◆ DIRECTIONS: Could you filter the listing for lines with the word "Microsoft" and return them?

-- DATA SUPPLIED follows --

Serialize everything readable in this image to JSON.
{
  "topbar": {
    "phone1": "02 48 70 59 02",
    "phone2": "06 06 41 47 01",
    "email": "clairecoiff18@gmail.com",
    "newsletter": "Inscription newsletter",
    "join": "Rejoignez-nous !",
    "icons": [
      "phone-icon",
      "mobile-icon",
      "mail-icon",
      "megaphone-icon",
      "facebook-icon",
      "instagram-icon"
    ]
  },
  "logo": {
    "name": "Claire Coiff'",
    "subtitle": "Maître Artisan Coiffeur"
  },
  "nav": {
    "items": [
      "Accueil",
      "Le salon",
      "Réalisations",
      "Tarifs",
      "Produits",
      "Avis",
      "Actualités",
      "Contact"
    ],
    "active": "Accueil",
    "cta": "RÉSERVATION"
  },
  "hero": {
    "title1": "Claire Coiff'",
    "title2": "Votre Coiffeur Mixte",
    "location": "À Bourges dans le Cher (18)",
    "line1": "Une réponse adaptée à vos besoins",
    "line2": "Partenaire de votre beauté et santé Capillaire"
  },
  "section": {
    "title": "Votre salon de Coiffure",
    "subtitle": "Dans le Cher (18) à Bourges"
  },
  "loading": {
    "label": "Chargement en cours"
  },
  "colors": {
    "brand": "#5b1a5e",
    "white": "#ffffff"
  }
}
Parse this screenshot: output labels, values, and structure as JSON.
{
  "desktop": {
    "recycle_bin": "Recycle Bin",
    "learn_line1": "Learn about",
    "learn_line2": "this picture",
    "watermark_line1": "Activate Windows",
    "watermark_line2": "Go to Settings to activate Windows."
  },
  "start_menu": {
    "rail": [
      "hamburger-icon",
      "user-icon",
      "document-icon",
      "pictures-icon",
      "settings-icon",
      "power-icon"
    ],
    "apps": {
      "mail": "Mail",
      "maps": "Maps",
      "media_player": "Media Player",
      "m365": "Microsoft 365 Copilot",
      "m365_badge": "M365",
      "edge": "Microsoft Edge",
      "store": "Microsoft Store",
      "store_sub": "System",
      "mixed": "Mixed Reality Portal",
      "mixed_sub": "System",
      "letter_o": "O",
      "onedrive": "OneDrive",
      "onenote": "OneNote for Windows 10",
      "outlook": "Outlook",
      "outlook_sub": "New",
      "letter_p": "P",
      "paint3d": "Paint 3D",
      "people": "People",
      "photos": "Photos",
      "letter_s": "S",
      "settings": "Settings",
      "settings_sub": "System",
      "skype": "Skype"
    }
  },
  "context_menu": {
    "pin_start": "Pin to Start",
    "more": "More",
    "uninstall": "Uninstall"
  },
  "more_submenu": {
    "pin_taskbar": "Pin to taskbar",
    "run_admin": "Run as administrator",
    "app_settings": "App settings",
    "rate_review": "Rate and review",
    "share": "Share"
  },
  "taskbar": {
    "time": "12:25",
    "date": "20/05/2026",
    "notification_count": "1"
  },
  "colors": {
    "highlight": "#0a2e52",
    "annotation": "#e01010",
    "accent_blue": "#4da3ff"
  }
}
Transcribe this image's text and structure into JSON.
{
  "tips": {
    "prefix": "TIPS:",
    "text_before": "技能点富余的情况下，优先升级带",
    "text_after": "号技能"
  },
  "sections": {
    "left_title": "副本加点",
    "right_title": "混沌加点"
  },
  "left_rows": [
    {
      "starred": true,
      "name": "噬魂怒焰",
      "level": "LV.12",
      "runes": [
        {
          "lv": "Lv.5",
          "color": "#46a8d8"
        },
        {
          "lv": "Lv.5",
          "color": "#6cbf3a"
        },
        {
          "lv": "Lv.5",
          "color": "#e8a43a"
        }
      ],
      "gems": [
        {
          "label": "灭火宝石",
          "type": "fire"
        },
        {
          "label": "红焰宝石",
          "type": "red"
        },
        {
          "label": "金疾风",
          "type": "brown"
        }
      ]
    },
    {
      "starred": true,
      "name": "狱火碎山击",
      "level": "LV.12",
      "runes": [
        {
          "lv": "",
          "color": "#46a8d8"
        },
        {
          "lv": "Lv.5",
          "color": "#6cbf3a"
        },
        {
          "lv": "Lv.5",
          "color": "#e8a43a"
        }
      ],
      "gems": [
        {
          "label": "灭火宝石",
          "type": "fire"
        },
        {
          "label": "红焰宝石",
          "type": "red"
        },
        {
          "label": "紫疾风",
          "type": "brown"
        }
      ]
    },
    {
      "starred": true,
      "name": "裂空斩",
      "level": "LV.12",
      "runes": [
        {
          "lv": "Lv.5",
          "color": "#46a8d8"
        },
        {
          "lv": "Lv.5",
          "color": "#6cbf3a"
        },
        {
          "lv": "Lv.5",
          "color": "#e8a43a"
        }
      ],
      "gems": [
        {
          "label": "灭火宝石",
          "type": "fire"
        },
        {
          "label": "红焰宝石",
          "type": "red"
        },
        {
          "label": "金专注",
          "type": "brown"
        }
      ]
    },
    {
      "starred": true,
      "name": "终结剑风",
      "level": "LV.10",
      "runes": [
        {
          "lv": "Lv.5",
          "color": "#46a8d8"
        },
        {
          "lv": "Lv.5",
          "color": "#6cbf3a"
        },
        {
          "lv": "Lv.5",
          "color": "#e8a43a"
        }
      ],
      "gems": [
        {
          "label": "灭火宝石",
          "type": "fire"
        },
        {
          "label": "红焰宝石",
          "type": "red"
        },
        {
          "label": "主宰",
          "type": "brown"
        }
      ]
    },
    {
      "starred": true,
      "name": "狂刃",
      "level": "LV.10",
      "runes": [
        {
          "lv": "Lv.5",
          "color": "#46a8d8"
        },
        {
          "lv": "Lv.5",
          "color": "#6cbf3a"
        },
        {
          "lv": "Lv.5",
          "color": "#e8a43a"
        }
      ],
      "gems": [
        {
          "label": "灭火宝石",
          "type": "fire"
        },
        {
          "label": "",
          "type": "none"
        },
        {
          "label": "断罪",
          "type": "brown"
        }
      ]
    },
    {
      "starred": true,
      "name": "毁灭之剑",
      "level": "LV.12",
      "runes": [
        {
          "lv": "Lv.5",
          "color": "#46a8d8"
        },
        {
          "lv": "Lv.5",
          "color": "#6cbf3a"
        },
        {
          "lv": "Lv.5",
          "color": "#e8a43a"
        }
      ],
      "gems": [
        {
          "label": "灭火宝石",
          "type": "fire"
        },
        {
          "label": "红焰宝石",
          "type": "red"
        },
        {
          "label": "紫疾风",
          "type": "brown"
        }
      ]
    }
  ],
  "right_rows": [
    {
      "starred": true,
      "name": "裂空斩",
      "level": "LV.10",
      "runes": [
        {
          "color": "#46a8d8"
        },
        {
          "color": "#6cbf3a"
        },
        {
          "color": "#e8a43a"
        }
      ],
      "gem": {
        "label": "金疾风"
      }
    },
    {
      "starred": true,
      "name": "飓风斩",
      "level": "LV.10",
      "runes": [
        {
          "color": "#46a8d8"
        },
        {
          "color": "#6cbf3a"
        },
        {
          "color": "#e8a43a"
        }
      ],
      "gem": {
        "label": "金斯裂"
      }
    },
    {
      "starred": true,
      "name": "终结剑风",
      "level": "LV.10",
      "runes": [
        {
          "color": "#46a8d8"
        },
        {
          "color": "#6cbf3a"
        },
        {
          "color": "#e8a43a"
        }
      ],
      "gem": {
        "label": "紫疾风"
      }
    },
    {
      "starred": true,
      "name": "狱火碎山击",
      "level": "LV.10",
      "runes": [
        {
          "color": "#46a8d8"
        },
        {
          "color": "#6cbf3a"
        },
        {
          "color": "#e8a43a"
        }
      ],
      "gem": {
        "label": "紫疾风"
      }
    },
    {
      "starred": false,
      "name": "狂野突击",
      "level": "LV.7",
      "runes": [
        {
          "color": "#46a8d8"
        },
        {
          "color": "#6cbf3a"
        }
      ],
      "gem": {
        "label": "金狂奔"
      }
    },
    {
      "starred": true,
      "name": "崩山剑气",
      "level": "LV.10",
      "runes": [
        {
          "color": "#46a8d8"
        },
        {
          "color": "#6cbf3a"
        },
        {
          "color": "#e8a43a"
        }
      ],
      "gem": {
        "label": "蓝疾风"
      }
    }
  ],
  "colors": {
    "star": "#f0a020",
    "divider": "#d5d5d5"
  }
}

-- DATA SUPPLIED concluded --

◆ SOLUTION TO THE EXERCISE:
      "m365": "Microsoft 365 Copilot",
      "edge": "Microsoft Edge",
      "store": "Microsoft Store",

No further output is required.